**EXERCISE DESCRIPTION**
Which lines in the records below include the word "number"? Report each of them in full.
Top of DATA TO EXAMINE
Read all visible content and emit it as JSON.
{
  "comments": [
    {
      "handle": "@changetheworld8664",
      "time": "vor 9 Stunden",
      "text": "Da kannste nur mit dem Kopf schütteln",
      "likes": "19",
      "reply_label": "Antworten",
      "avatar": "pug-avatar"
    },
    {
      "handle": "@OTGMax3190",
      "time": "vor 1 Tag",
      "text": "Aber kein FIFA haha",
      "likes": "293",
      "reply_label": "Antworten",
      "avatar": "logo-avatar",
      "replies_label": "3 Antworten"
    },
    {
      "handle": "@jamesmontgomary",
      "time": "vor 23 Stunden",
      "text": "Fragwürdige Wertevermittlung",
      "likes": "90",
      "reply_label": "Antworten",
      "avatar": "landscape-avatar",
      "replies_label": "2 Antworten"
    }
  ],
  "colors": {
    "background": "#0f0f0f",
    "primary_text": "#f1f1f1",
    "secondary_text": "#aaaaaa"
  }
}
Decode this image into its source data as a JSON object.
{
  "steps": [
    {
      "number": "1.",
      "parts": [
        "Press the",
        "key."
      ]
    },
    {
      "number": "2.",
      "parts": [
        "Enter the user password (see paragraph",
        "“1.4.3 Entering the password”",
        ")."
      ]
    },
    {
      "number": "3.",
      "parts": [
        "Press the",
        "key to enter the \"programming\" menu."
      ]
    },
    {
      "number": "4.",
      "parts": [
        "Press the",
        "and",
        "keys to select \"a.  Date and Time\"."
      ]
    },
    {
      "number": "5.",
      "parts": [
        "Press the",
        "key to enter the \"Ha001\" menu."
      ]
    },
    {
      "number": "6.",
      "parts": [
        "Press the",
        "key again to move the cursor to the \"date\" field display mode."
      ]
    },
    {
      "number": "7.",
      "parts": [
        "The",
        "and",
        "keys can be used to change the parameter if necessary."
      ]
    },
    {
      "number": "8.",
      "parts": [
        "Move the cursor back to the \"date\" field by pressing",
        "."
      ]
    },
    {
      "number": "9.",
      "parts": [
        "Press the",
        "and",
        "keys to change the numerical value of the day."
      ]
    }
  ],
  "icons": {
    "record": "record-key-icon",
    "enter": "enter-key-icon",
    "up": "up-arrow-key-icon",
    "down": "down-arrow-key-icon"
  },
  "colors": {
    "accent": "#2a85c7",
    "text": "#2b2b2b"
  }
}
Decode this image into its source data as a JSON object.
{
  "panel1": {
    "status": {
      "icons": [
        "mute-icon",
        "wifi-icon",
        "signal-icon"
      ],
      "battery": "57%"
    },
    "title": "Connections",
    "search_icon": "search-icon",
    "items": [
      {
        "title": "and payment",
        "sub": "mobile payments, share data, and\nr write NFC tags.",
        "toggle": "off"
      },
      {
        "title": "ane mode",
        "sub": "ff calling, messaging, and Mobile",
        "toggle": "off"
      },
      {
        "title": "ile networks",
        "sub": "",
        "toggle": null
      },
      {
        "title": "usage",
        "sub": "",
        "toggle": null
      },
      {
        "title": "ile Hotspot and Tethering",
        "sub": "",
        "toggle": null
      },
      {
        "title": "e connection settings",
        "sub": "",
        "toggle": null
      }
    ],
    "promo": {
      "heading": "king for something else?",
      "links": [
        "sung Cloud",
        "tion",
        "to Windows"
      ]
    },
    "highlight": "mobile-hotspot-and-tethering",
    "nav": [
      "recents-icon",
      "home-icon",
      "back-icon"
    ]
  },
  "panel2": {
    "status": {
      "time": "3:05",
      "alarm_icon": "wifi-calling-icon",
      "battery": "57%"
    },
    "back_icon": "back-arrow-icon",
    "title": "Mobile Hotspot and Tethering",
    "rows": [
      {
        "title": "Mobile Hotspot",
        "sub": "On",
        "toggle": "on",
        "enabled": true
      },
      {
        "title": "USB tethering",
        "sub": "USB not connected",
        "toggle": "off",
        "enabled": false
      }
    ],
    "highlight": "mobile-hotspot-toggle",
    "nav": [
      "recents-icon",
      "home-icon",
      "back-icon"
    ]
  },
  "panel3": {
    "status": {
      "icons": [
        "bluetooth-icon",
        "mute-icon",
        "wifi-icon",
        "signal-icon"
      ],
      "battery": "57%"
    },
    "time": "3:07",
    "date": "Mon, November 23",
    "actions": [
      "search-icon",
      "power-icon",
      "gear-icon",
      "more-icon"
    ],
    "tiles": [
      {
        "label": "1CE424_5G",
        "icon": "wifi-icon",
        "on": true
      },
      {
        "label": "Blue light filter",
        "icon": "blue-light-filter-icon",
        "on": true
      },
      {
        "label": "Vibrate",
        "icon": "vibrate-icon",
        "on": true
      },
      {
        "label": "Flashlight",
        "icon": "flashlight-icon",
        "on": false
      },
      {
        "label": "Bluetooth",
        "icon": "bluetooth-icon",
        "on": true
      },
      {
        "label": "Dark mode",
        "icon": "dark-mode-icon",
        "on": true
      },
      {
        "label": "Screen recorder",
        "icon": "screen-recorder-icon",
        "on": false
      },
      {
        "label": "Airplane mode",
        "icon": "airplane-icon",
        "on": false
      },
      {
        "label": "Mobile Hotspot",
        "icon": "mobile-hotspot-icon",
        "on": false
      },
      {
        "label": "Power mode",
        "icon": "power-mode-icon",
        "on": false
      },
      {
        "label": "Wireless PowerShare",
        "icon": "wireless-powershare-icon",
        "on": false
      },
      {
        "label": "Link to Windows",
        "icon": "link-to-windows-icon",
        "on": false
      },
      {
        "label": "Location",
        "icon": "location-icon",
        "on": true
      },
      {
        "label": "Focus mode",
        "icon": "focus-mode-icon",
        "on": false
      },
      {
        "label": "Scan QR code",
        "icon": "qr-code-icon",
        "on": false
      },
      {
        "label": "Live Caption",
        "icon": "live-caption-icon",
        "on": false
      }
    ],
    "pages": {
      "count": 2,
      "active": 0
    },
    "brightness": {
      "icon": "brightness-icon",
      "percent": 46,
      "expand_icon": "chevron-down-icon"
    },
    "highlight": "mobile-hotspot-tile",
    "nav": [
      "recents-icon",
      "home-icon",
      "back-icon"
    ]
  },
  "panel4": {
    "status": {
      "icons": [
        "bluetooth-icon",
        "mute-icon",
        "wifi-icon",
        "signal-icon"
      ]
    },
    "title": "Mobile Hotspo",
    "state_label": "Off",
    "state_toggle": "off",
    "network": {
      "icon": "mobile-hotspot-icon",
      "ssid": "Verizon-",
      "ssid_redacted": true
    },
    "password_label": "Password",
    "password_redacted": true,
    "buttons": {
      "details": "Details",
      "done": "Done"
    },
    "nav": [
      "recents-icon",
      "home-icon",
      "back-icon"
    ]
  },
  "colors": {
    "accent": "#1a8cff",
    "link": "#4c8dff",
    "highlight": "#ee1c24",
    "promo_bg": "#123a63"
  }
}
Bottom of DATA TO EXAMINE
**EXPECTED OUTPUT**
      "number": "1.",
      "number": "2.",
      "number": "3.",
      "number": "4.",
      "number": "5.",
      "number": "6.",
      "number": "7.",
      "number": "8.",
      "number": "9.",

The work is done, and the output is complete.